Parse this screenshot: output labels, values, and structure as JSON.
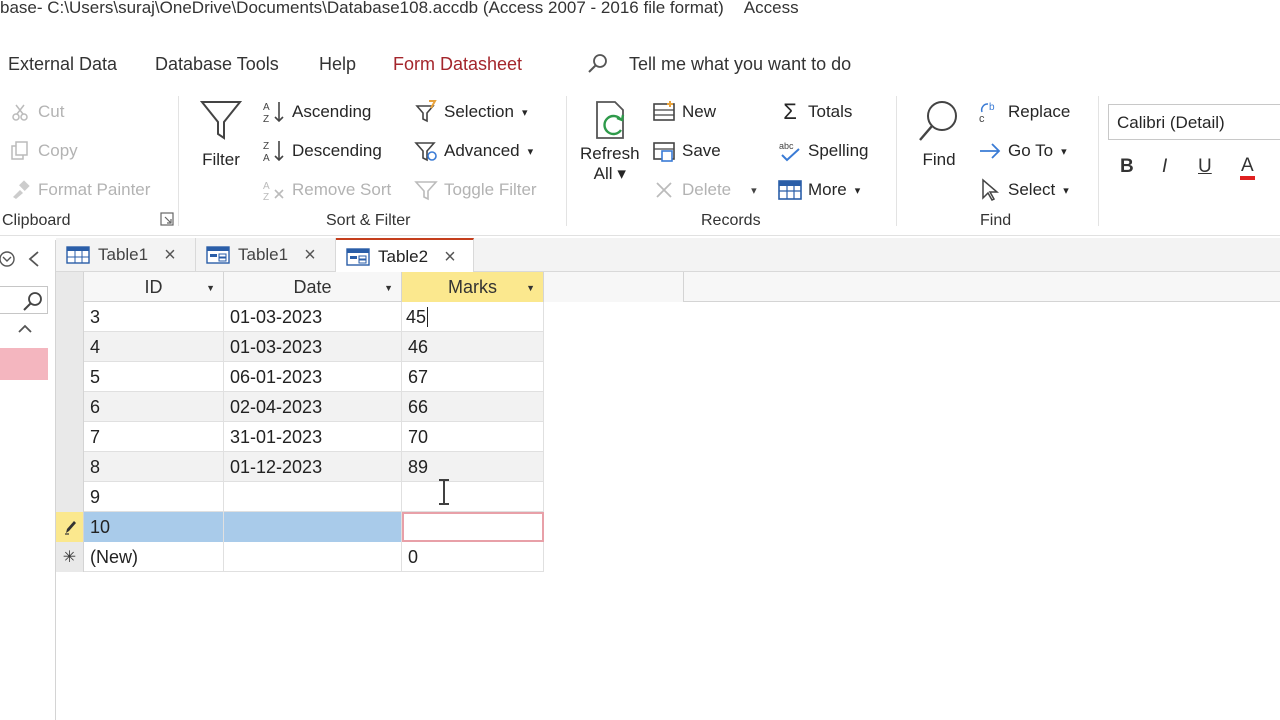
{
  "title": {
    "prefix": "base- C:\\Users\\suraj\\OneDrive\\Documents\\Database108.accdb (Access 2007 - 2016 file format)",
    "app": "Access"
  },
  "menu": {
    "items": [
      "External Data",
      "Database Tools",
      "Help",
      "Form Datasheet"
    ],
    "tell_me": "Tell me what you want to do"
  },
  "ribbon": {
    "clipboard": {
      "cut": "Cut",
      "copy": "Copy",
      "format_painter": "Format Painter",
      "label": "Clipboard"
    },
    "sort_filter": {
      "filter": "Filter",
      "ascending": "Ascending",
      "descending": "Descending",
      "remove_sort": "Remove Sort",
      "selection": "Selection",
      "advanced": "Advanced",
      "toggle_filter": "Toggle Filter",
      "label": "Sort & Filter"
    },
    "records": {
      "refresh_line1": "Refresh",
      "refresh_line2": "All",
      "new": "New",
      "save": "Save",
      "delete": "Delete",
      "totals": "Totals",
      "spelling": "Spelling",
      "more": "More",
      "label": "Records"
    },
    "find": {
      "find": "Find",
      "replace": "Replace",
      "goto": "Go To",
      "select": "Select",
      "label": "Find"
    },
    "text_format": {
      "font": "Calibri (Detail)",
      "bold": "B",
      "italic": "I",
      "underline": "U",
      "font_color": "A"
    }
  },
  "tabs": [
    {
      "label": "Table1"
    },
    {
      "label": "Table1"
    },
    {
      "label": "Table2"
    }
  ],
  "grid": {
    "columns": [
      "ID",
      "Date",
      "Marks"
    ],
    "rows": [
      {
        "id": "3",
        "date": "01-03-2023",
        "marks": "45"
      },
      {
        "id": "4",
        "date": "01-03-2023",
        "marks": "46"
      },
      {
        "id": "5",
        "date": "06-01-2023",
        "marks": "67"
      },
      {
        "id": "6",
        "date": "02-04-2023",
        "marks": "66"
      },
      {
        "id": "7",
        "date": "31-01-2023",
        "marks": "70"
      },
      {
        "id": "8",
        "date": "01-12-2023",
        "marks": "89"
      },
      {
        "id": "9",
        "date": "",
        "marks": ""
      },
      {
        "id": "10",
        "date": "",
        "marks": ""
      }
    ],
    "new_row": {
      "id": "(New)",
      "date": "",
      "marks": "0"
    }
  },
  "colors": {
    "accent": "#a4262c",
    "selected_row": "#a9cbea",
    "header_active": "#fbe88e"
  }
}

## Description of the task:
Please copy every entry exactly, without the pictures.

## Solution to this task:
Parse this screenshot: output labels, values, and structure as JSON.
{
  "title": {
    "prefix": "base- C:\\Users\\suraj\\OneDrive\\Documents\\Database108.accdb (Access 2007 - 2016 file format)",
    "app": "Access"
  },
  "menu": {
    "items": [
      "External Data",
      "Database Tools",
      "Help",
      "Form Datasheet"
    ],
    "tell_me": "Tell me what you want to do"
  },
  "ribbon": {
    "clipboard": {
      "cut": "Cut",
      "copy": "Copy",
      "format_painter": "Format Painter",
      "label": "Clipboard"
    },
    "sort_filter": {
      "filter": "Filter",
      "ascending": "Ascending",
      "descending": "Descending",
      "remove_sort": "Remove Sort",
      "selection": "Selection",
      "advanced": "Advanced",
      "toggle_filter": "Toggle Filter",
      "label": "Sort & Filter"
    },
    "records": {
      "refresh_line1": "Refresh",
      "refresh_line2": "All",
      "new": "New",
      "save": "Save",
      "delete": "Delete",
      "totals": "Totals",
      "spelling": "Spelling",
      "more": "More",
      "label": "Records"
    },
    "find": {
      "find": "Find",
      "replace": "Replace",
      "goto": "Go To",
      "select": "Select",
      "label": "Find"
    },
    "text_format": {
      "font": "Calibri (Detail)",
      "bold": "B",
      "italic": "I",
      "underline": "U",
      "font_color": "A"
    }
  },
  "tabs": [
    {
      "label": "Table1"
    },
    {
      "label": "Table1"
    },
    {
      "label": "Table2"
    }
  ],
  "grid": {
    "columns": [
      "ID",
      "Date",
      "Marks"
    ],
    "rows": [
      {
        "id": "3",
        "date": "01-03-2023",
        "marks": "45"
      },
      {
        "id": "4",
        "date": "01-03-2023",
        "marks": "46"
      },
      {
        "id": "5",
        "date": "06-01-2023",
        "marks": "67"
      },
      {
        "id": "6",
        "date": "02-04-2023",
        "marks": "66"
      },
      {
        "id": "7",
        "date": "31-01-2023",
        "marks": "70"
      },
      {
        "id": "8",
        "date": "01-12-2023",
        "marks": "89"
      },
      {
        "id": "9",
        "date": "",
        "marks": ""
      },
      {
        "id": "10",
        "date": "",
        "marks": ""
      }
    ],
    "new_row": {
      "id": "(New)",
      "date": "",
      "marks": "0"
    }
  },
  "colors": {
    "accent": "#a4262c",
    "selected_row": "#a9cbea",
    "header_active": "#fbe88e"
  }
}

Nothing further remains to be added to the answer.